- _TRY IT_: When the string "test" is part of a line in the data below, report the whole line.

- _DATA FOR THIS EXERCISE_:
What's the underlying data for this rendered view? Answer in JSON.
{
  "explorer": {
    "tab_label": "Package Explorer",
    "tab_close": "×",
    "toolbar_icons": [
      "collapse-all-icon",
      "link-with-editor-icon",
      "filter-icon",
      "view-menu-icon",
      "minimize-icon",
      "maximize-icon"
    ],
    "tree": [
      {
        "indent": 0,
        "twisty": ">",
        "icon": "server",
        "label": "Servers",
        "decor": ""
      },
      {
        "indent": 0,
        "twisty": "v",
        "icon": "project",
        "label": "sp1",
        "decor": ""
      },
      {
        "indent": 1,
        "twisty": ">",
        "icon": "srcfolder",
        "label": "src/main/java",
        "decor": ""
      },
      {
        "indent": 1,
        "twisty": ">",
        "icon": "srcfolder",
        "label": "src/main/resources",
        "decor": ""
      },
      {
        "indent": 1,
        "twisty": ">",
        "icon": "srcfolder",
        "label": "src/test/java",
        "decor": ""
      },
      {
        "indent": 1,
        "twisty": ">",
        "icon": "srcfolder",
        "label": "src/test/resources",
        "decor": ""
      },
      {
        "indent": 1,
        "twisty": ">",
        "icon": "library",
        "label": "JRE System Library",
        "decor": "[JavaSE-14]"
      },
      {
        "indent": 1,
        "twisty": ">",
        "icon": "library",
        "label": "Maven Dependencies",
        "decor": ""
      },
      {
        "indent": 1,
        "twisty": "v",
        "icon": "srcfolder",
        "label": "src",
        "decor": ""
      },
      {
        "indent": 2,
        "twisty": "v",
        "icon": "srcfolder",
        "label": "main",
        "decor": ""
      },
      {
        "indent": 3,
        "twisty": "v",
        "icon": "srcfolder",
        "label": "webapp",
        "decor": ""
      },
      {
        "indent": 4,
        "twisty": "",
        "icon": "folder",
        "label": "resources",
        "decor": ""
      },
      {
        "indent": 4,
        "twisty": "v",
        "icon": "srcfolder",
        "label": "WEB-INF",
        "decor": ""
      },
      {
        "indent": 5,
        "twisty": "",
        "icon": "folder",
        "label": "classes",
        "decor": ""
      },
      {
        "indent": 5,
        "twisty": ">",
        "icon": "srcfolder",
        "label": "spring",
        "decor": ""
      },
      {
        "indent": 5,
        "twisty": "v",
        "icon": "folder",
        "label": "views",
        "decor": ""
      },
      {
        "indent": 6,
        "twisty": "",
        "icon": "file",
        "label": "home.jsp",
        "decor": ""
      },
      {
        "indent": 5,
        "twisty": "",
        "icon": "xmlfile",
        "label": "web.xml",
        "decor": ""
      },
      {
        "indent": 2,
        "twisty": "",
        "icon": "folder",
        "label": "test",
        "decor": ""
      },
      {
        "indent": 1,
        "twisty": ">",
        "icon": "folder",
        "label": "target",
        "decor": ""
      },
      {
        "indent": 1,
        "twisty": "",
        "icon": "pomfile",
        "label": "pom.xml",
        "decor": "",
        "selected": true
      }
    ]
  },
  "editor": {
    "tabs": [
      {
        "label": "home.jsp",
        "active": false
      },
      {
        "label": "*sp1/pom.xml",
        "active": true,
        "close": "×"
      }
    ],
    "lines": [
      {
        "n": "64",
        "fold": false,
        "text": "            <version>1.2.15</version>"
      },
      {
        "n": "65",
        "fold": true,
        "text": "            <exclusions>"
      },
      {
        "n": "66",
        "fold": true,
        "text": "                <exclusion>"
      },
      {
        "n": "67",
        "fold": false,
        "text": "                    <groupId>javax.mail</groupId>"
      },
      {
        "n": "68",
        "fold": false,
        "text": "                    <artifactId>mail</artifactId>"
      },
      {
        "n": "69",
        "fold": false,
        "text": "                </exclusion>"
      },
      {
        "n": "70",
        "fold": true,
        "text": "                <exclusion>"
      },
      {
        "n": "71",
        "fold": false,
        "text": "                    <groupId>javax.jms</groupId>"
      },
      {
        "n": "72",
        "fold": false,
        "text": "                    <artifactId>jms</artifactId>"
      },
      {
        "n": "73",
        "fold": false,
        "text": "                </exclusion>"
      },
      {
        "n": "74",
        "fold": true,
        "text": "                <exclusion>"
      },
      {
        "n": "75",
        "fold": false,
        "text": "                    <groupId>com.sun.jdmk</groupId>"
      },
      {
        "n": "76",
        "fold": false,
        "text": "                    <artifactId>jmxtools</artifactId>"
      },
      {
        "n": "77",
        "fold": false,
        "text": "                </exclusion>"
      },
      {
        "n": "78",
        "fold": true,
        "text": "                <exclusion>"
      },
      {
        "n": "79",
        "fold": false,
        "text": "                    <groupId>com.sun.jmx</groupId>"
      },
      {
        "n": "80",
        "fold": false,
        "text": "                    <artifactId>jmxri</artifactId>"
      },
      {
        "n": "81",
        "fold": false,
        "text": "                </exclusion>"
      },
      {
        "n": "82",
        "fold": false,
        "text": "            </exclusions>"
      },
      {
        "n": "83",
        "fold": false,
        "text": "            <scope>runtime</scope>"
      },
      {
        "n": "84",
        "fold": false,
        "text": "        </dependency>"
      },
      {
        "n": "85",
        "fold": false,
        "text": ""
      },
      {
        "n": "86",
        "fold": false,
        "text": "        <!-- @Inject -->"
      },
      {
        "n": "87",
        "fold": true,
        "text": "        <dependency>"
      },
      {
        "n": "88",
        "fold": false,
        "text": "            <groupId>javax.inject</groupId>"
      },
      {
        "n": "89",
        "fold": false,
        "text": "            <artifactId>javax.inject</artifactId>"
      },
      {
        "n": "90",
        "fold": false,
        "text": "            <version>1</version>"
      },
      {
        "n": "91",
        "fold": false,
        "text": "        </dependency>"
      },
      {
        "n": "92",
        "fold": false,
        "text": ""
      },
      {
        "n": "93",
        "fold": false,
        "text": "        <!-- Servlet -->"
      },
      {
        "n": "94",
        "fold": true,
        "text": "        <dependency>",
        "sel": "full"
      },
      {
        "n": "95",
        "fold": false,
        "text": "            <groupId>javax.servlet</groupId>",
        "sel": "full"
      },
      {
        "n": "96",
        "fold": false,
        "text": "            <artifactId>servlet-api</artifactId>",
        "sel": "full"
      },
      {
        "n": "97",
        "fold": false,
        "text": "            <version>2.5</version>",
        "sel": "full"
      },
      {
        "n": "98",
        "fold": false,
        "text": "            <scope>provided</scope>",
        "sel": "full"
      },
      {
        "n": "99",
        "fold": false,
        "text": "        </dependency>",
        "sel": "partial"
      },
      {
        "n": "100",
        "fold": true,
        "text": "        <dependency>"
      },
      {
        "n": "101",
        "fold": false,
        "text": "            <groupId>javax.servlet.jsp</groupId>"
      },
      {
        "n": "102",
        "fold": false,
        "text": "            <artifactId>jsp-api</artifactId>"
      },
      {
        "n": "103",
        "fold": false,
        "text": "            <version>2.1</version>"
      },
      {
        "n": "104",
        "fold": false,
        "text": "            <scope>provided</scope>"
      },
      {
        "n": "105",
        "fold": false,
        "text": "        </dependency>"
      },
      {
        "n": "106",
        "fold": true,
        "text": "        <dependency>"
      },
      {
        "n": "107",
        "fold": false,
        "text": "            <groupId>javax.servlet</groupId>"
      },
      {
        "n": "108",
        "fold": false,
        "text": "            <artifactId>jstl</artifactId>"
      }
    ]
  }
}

- _COMPLETED TASK_:
        "label": "src/test/java",
        "label": "src/test/resources",
        "label": "test",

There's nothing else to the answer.